Wheat output will drop to 27.5 million metric tons from a record 37.5 million in 2013, Statistics Canada said in a report. The average estimate of analysts surveyed by Bloomberg was 27.7 million, the same as the government forecast in August. The canola crop will reach 14.1 million tons, compared with the prior projection of 13.9 million and a record 18.0 million last year. The latest figure matched analysts’ estimate.
Wet weather delayed seeding across parts of the prairies, and harvest progress was slowed by rain and below-average temperatures. Statistics Canada said that at the time of the survey, "some prairie farmers reported harvest areas being subject to damaging weather events, such as hail and snow."

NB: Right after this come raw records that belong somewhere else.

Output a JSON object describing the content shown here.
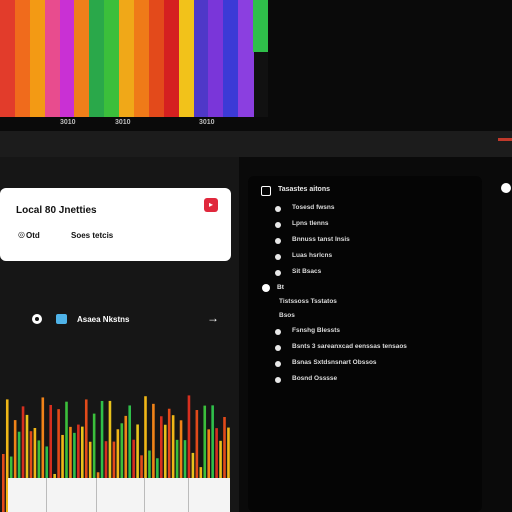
{
  "top_visualizer": {
    "labels": [
      "3010",
      "3010",
      "3010"
    ],
    "columns": [
      {
        "color": "#e23c2b"
      },
      {
        "color": "#f06b1c"
      },
      {
        "color": "#f39a14"
      },
      {
        "color": "#e84c8e"
      },
      {
        "color": "#c930d4"
      },
      {
        "color": "#ef7f1a"
      },
      {
        "color": "#2aa84a"
      },
      {
        "color": "#3bbf3b"
      },
      {
        "color": "#f0a818"
      },
      {
        "color": "#ef7a18"
      },
      {
        "color": "#e34a1b"
      },
      {
        "color": "#d52020"
      },
      {
        "color": "#f2c21a"
      },
      {
        "color": "#4f38c8"
      },
      {
        "color": "#7a36d9"
      },
      {
        "color": "#3c3ad6"
      },
      {
        "color": "#8b3fe0"
      },
      {
        "color": "#2fbf4a"
      }
    ]
  },
  "local_card": {
    "title": "Local 80 Jnetties",
    "badge_icon": "play-icon",
    "status_icon": "link-icon",
    "status": "Otd",
    "sub": "Soes tetcis"
  },
  "assets": {
    "label": "Asaea Nkstns",
    "arrow": "→"
  },
  "right_panel": {
    "title": "Tasastes aitons",
    "items_top": [
      "Tosesd fwsns",
      "Lpns tlenns",
      "Bnnuss tanst Insis",
      "Luas hsrlcns",
      "Sit Bsacs"
    ],
    "section_label": "Bt",
    "plain_items": [
      "Tistssoss Tsstatos",
      "Bsos"
    ],
    "items_bottom": [
      "Fsnshg Blessts",
      "Bsnts 3 sareanxcad eenssas tensaos",
      "Bsnas Sxtdsnsnart Obssos",
      "Bosnd Osssse"
    ]
  },
  "bottom_visualizer": {
    "bar_colors": [
      "#e24a1a",
      "#f0b617",
      "#3bbf3b",
      "#f08318",
      "#2fbf4a",
      "#d62f1f",
      "#e8c21c"
    ]
  }
}
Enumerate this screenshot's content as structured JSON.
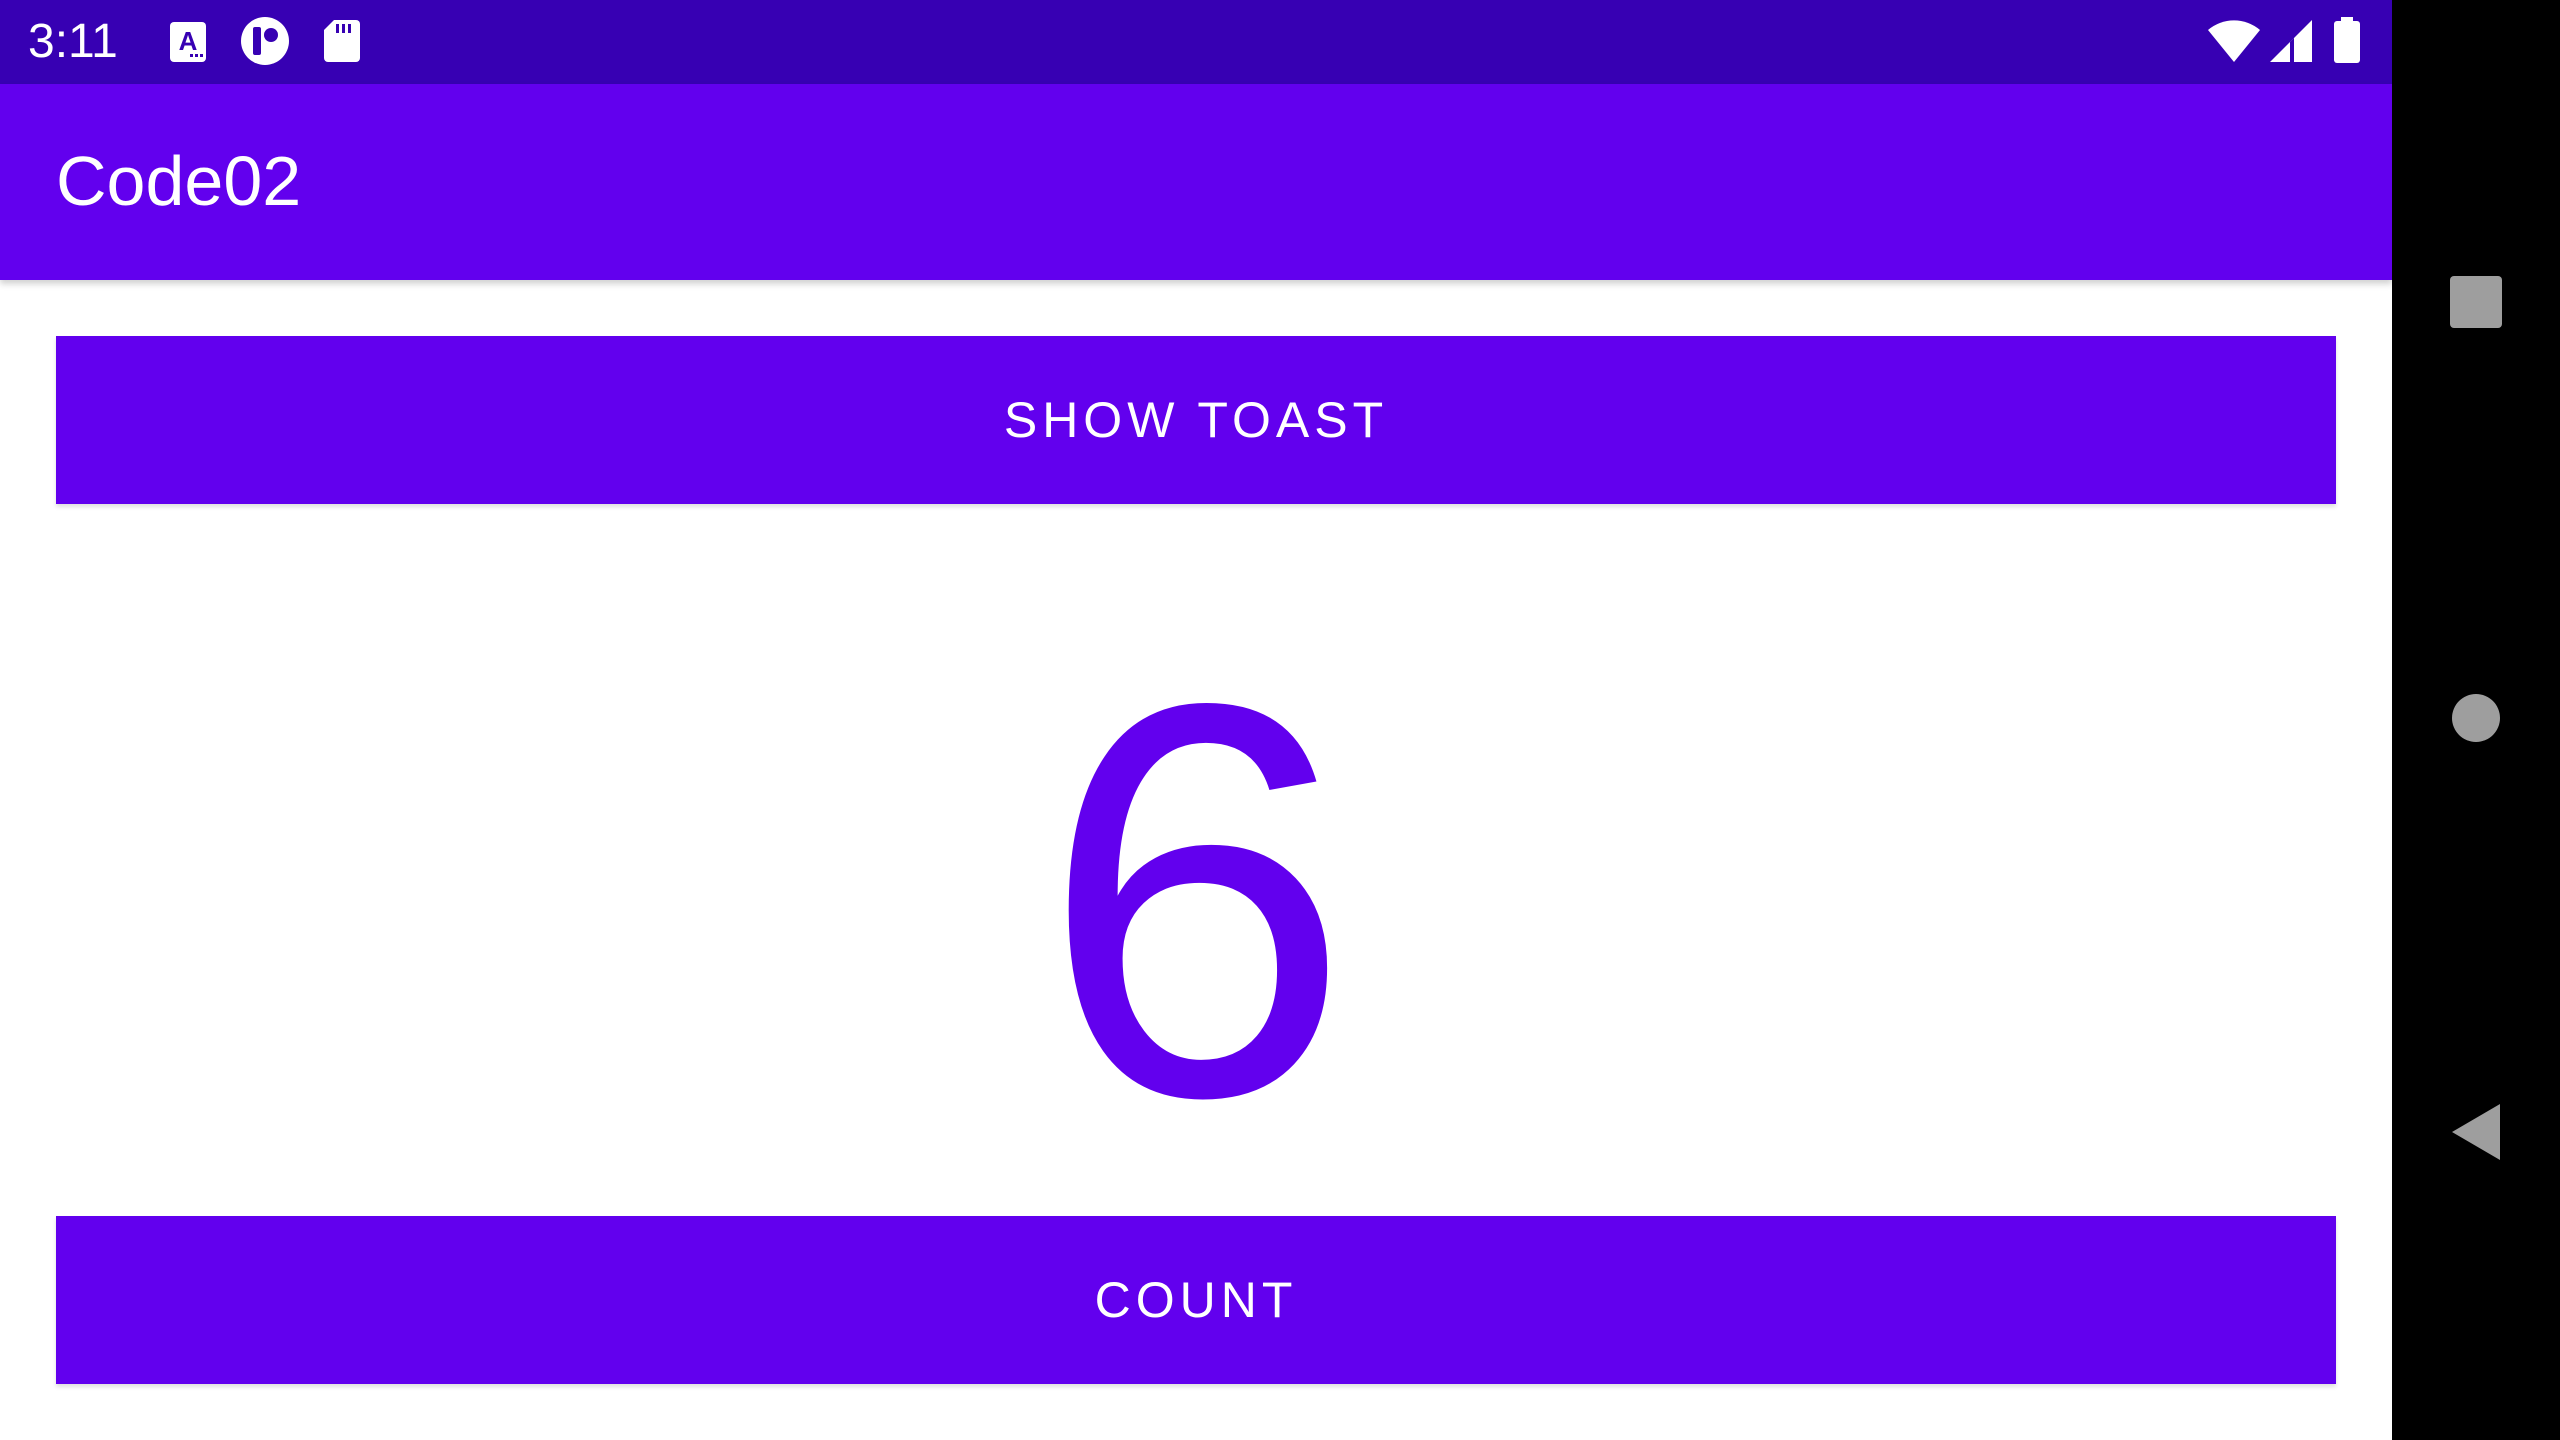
{
  "status_bar": {
    "time": "3:11",
    "left_icons": [
      "text-recognition-icon",
      "app-notification-icon",
      "sd-card-icon"
    ],
    "right_icons": [
      "wifi-icon",
      "cell-signal-icon",
      "battery-icon"
    ]
  },
  "app_bar": {
    "title": "Code02",
    "color": "#6200EE"
  },
  "main": {
    "show_toast_label": "SHOW TOAST",
    "count_value": "6",
    "count_label": "COUNT"
  },
  "nav_bar": {
    "buttons": [
      "recents-square-icon",
      "home-circle-icon",
      "back-triangle-icon"
    ]
  },
  "colors": {
    "primary": "#6200EE",
    "primary_dark": "#3700B3",
    "on_primary": "#FFFFFF",
    "background": "#FFFFFF"
  }
}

"The data was gathered too early to tell us what the crop is," said Ken Ball, a senior commodity futures adviser at PI Financial in Winnipeg, Manitoba, said in a telephone interview. "It’s difficult to know how much we’re going to get."
The government survey covered about 9,300 farmers from Sept. 4 to Sept. 14.

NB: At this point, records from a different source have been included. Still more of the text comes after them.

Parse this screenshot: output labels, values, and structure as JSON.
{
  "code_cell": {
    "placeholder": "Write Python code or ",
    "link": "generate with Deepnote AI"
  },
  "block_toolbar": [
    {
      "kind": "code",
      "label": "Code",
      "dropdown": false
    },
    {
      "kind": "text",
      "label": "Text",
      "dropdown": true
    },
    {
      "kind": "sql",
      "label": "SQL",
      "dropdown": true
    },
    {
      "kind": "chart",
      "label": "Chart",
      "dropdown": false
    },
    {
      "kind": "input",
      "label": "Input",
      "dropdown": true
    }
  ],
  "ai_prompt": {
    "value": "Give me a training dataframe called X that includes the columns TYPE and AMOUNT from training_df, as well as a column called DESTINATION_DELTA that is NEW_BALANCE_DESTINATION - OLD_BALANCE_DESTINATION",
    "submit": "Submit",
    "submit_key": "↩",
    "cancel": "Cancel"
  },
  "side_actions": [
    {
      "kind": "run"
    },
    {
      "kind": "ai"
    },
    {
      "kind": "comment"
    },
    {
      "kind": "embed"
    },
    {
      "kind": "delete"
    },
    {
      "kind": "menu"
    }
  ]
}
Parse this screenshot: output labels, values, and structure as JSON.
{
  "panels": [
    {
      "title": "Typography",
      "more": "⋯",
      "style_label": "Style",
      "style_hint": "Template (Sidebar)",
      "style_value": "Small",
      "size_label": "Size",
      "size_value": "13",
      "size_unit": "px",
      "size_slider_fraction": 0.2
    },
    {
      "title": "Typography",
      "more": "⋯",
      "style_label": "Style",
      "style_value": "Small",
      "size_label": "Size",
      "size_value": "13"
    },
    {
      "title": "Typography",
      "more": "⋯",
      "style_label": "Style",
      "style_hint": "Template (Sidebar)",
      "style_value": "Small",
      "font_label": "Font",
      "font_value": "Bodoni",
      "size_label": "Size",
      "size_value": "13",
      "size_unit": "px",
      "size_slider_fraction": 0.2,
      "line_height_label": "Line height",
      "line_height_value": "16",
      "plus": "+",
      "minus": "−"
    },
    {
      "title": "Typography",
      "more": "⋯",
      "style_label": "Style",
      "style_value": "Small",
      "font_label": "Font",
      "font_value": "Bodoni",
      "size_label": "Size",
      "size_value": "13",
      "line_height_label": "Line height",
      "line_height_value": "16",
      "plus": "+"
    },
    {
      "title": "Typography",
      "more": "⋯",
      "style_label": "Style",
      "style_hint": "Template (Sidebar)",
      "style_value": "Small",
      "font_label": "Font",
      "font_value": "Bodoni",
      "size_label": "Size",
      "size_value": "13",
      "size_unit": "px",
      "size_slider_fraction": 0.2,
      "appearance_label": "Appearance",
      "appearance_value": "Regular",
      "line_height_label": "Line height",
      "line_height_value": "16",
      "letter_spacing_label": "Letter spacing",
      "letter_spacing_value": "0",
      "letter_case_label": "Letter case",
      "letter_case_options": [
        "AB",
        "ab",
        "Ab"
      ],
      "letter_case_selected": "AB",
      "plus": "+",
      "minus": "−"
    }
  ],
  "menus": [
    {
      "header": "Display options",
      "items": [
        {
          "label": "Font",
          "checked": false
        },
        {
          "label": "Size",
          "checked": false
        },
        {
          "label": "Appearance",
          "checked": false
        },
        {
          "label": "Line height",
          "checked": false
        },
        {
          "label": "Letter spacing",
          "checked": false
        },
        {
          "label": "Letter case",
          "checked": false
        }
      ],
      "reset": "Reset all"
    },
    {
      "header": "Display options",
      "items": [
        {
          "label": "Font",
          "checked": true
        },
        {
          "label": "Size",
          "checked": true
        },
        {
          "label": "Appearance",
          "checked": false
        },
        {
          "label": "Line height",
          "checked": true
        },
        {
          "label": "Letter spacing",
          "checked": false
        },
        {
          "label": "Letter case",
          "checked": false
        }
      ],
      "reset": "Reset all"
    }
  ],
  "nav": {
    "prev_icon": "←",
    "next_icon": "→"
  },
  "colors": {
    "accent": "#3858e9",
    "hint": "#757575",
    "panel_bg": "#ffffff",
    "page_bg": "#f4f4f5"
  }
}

Spring-wheat output will fall 27 percent to 19.9 million tons, while durum will decline 27 percent to 4.8 million. Soybean production is expected to climb to 6 million tons, surpassing the all-time high of 5.4 million tons a year earlier, the government agency said.

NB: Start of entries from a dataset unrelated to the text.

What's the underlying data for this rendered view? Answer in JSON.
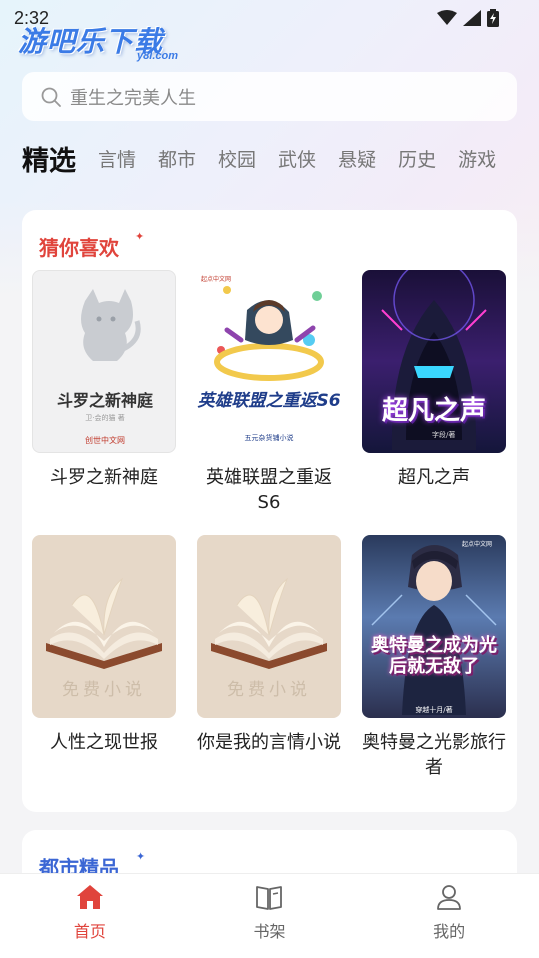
{
  "status": {
    "time": "2:32"
  },
  "logo": {
    "main": "游吧乐下载",
    "sub": "y8l.com"
  },
  "search": {
    "placeholder": "重生之完美人生"
  },
  "categories": {
    "active": "精选",
    "items": [
      "言情",
      "都市",
      "校园",
      "武侠",
      "悬疑",
      "历史",
      "游戏"
    ]
  },
  "section1": {
    "title": "猜你喜欢",
    "books": [
      {
        "title": "斗罗之新神庭",
        "cover_text": "斗罗之新神庭",
        "cover_author": "卫·会的猫 著",
        "cover_brand": "创世中文网"
      },
      {
        "title": "英雄联盟之重返S6",
        "cover_text": "英雄联盟之重返S6",
        "cover_sub": "五元杂货铺小说",
        "cover_brand": "起点中文网"
      },
      {
        "title": "超凡之声",
        "cover_text": "超凡之声",
        "cover_author": "字段/著"
      },
      {
        "title": "人性之现世报",
        "cover_text": "免费小说"
      },
      {
        "title": "你是我的言情小说",
        "cover_text": "免费小说"
      },
      {
        "title": "奥特曼之光影旅行者",
        "cover_text": "奥特曼之成为光后就无敌了",
        "cover_author": "穿越十月/著",
        "cover_brand": "起点中文网"
      }
    ]
  },
  "section2": {
    "title": "都市精品"
  },
  "tabbar": {
    "items": [
      {
        "label": "首页",
        "icon": "home-icon",
        "active": true
      },
      {
        "label": "书架",
        "icon": "bookshelf-icon",
        "active": false
      },
      {
        "label": "我的",
        "icon": "profile-icon",
        "active": false
      }
    ]
  },
  "colors": {
    "accent": "#e0443c",
    "logo_blue": "#3b7be6",
    "section2_blue": "#3b66d4"
  }
}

Very little of the crop was combined during the survey period, and the canola harvest is still only 50 percent to 60 percent complete across the prairies, Ball said.
Canola prices are unlikely to change as a result of the estimates due to "overwhelming" supplies of U.S. oilseed, he said. Some processors can substitute soybeans for canola.
U.S. soybean output will rise to an all-time high of 3.913 billion bushels this year, the Department of Agriculture said Sept. 11. Canada is the world’s largest canola grower.
Canola prices declined 11 percent this year through yesterday on ICE Futures Canada in Winnipeg. Wheat futures on the Minneapolis Grain Exchange slid 16 percent.
Farmers in Saskatchewan, Canada’s largest producer of spring wheat and canola, combined 68 percent of the crops as of Sept. 29, down from 79 percent a year earlier and the five-year average of 72 percent, according to a provincial report.
Farmers collected record supplies of wheat and canola in 2013 amid higher average yields. Yields are expected to decline in 2014, and total crop production is forecast to decrease by 20 percent to 76 million tons, Agriculture and Agri-Food Canada said in a Sept. 18 report.